Having seen and audited hundreds of websites for doctors and the like, I feel the need to address what is now a nationwide problem. I foreshadowed this post earlier this year if you’d like a sort of spoiler. Before I hop into the entrée, it’d be to all of our advantages if I served some psychological hors d'oeuvres first.
Social cognition “explains the mechanisms of social behavior using concepts and methods shared with related fields of cognitive psychology and cognitive science” (Winkielman, P. & Schooler, J. In press. Unconscious, conscious, and meta-conscious in social cognition. In Social cognition: The basis of human interaction, (eds F. Strack, J. Förster). Philadelphia: Psychology Press.). In psychology, priming refers to seeing or thinking of something that prepares you to do something better right after. For example, “exposing experimental participants to words related to ‘kindness’ as part of a purported ‘language study’ caused them to subsequently view a target person as more kind, compared to the impressions formed of the target by a control group” (Srull & Wyer, 1979). Social behavior can be produced and affected unconsciously in a similar fashion. When first visiting specific social media platforms, say, Facebook, your behaviors online were both learned consciously and unconsciously (primed) based off of how you saw other Facebook users act. The number of likes on a post, the number of posts on a page, the types of posts and comments on a page, and other similar aspects. Combine informational social influence (AKA social proof), a psychological phenomenon where people assume the actions of others in an attempt to reflect correct behavior for a given situation, with priming, and it is obvious why testimonials and reviews in plain sight on a website or Facebook page can produce desirable results for the page or site owner (Ninja Tip #1).
So, you’re posting consistently on your blog with hopes of connecting to your ideal audience and patient, your site is clean and free of typos, you have photos of smiling people (hopefully NOT stock photos – Ninja Tip #2), your services are listed and obvious…you’re doing everything right..right?
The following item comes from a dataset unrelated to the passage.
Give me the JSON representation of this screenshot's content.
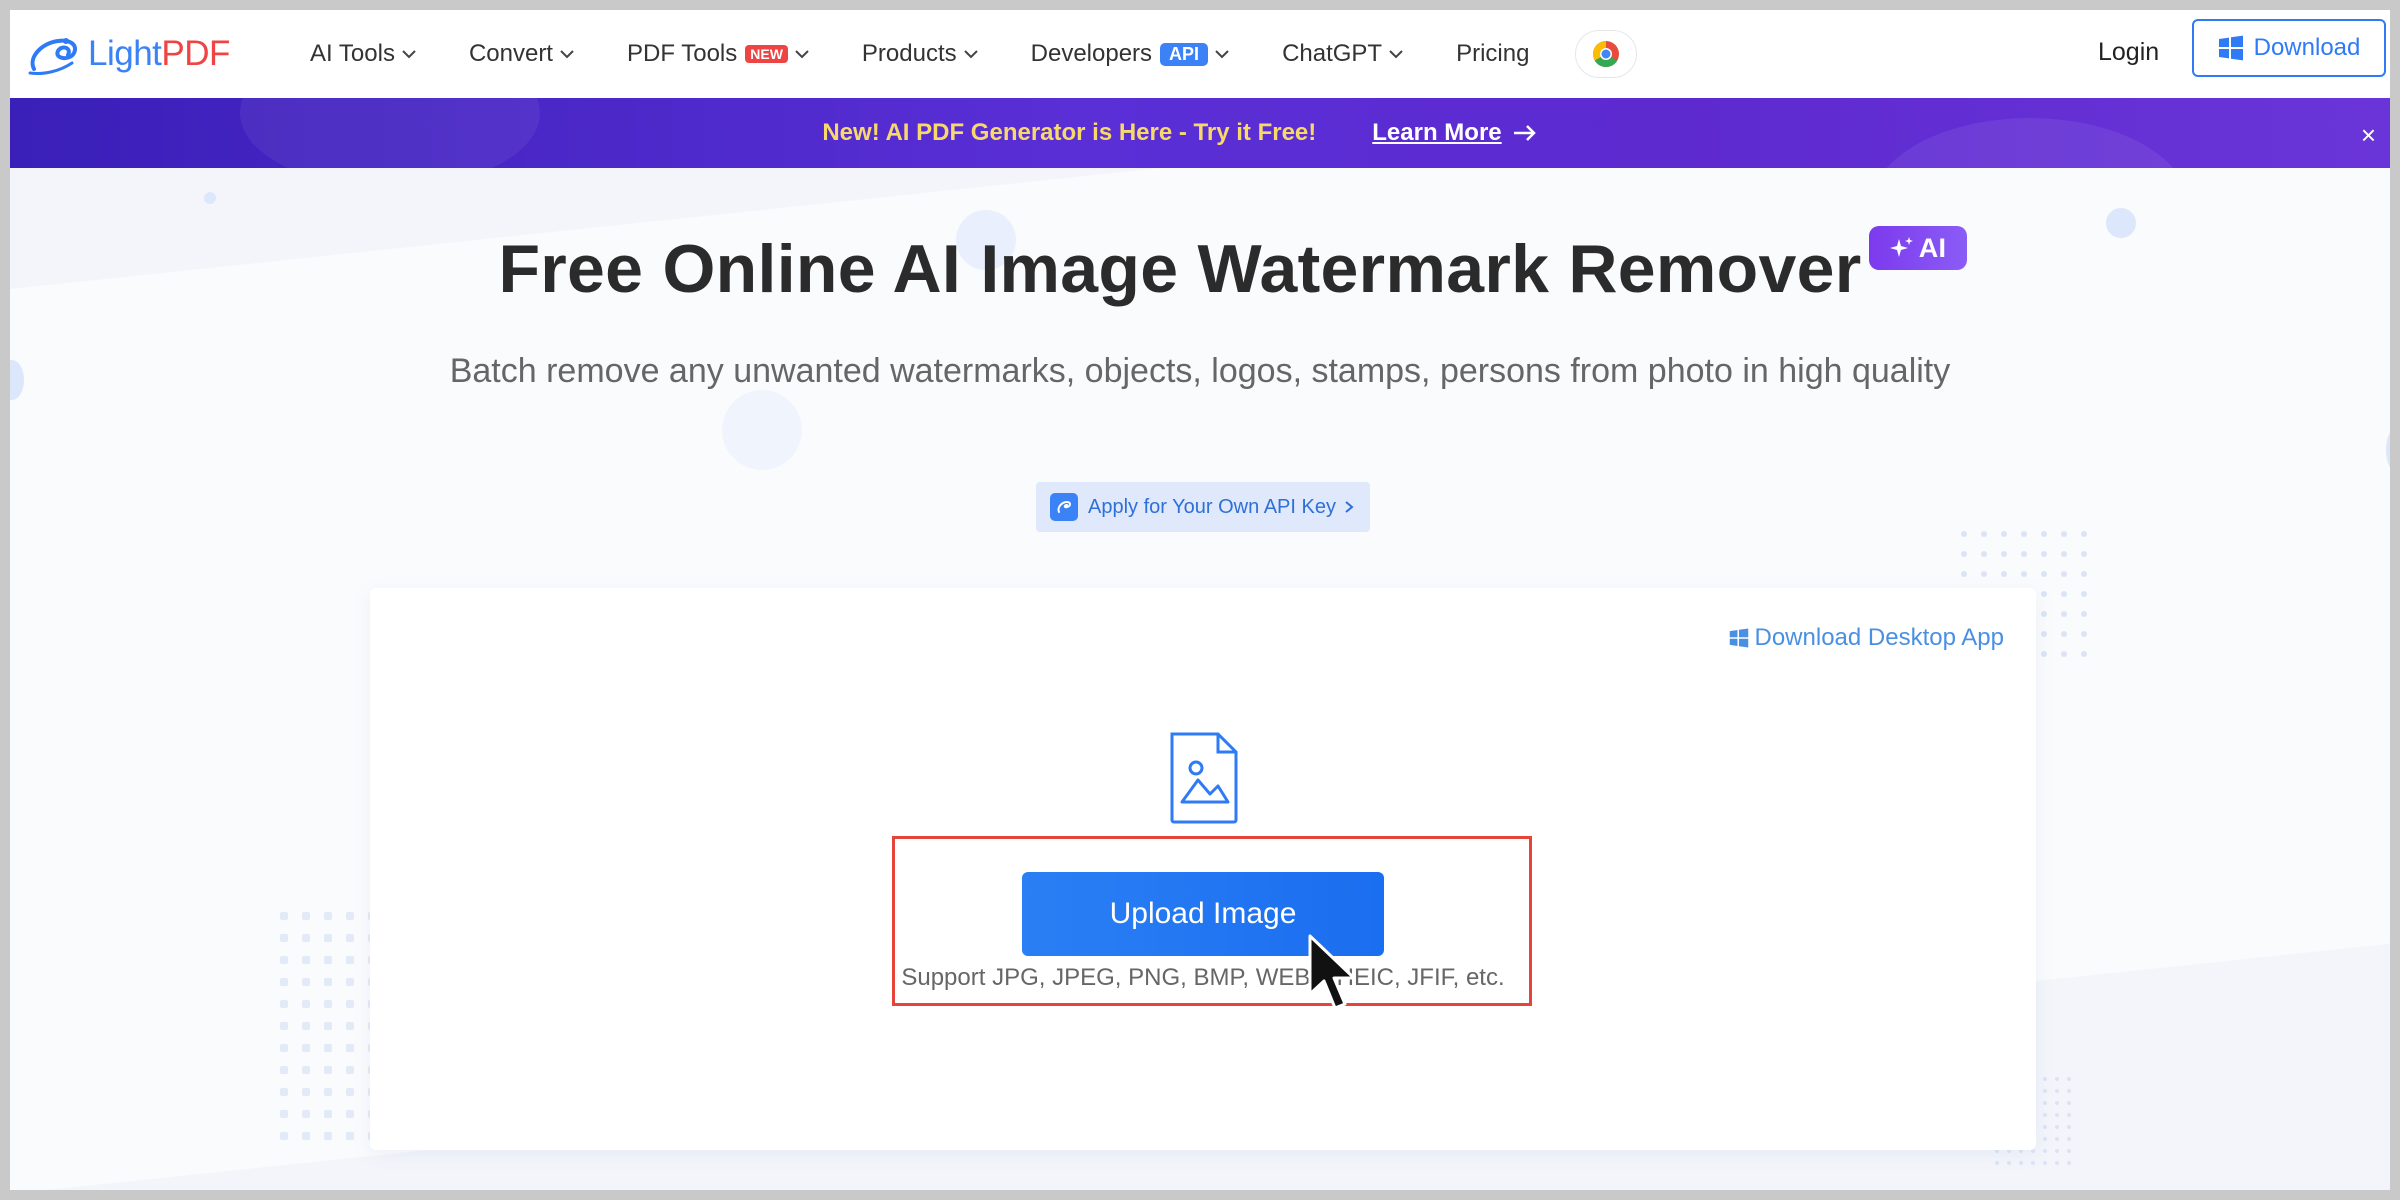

Entrée: Medical websites are still highly relevant for 1 reason only: Setting up appointments in a secure patient portal. Aside from that, I’d challenge any supposed “healthcare marketing expert” or “consulting agency” to refute that statement. I’d also ask them for data that shows how medical websites will survive and help practices and clinics as much as, or more than, social media will for the next 5-15+ years. Everything a patient needs to see can be placed on a Facebook page.
Address and picture of the location? Check.
Contact information? Check.
Authentic personality? Check..I hope (Ninja Tip #3)
In the book Social: Why Our Brains Are Wired To Connect, Matthew Lieberman, Professor and Social Cognitive Neuroscience Lab Director at UCLA Department of Psychology, Psychiatry and Biobehavioral Sciences, states that “people consistently report being more motivated to use Facebook to connect with people from their offline lives than to meet new people. Because Facebook use is more of an extension of real-world connections, it has been associated with enhancing offline social networks and general well-being. It’s also particularly useful for maintaining social bonds over long distances” (Lieberman 256).
Okay, the best excuse may be that your ideal audience is older and not as well-versed in all things technology. Google + “your practice name” or Google + "your name" may be all that the older generation knows to do on their tech gadgets.
The 2014 Facebook Demographic report speaks for itself. Although the data was originally compiled to show how teens were leaving Facebook (which can also be attributed to aging), the 55+ demographic has skyrocketed since 2011.
The gig is up.
Tell those marketing agencies to show you the metrics.
How many people are interacting with your blog on your website? How many likes, shares, etc? How many of these visitors are converting into patients and clients? How many people are visiting the website weekly? What are they doing on the website and at what rate? What are the demographics of the visitors and people interacting with your posts?
As I’ll dive into in another post titled “The Greatest Story Never Told”, the visibility for Facebook pages in search engines is unusually high without even placing any real effort into SEO. This in itself goes against what many old “marketing gurus” used to, and still do preach. This defeats the purpose of posting content with long-tail keywords solely on a website for boosting search engine visibility. Go ahead, Google “Ascendance Medical” and let me know what the first result is.
To sum up:
Facebook is not a fad. Social media is not a fad.
The age where medical websites were the be-all and end-all is gone and will not return (Augmented Reality and Virtual Reality are simply going to enhance the power of social media in a way we can't even quantify as of yet, but that’s a conversation for another day).
Social media is quickly overtaking medical websites in utility, so having a decent website and an exceptional presence on social media would be ideal, but simply having a website and an underdeveloped social media presence is a bad call in terms of future business.
I will continue this series unabashedly for months to come until the overwhelming majority of practices understand that they can either grow (and take advantage of this permanent shift) or decay. The public deserves the best services, and everything pertaining to those services should be easy to find.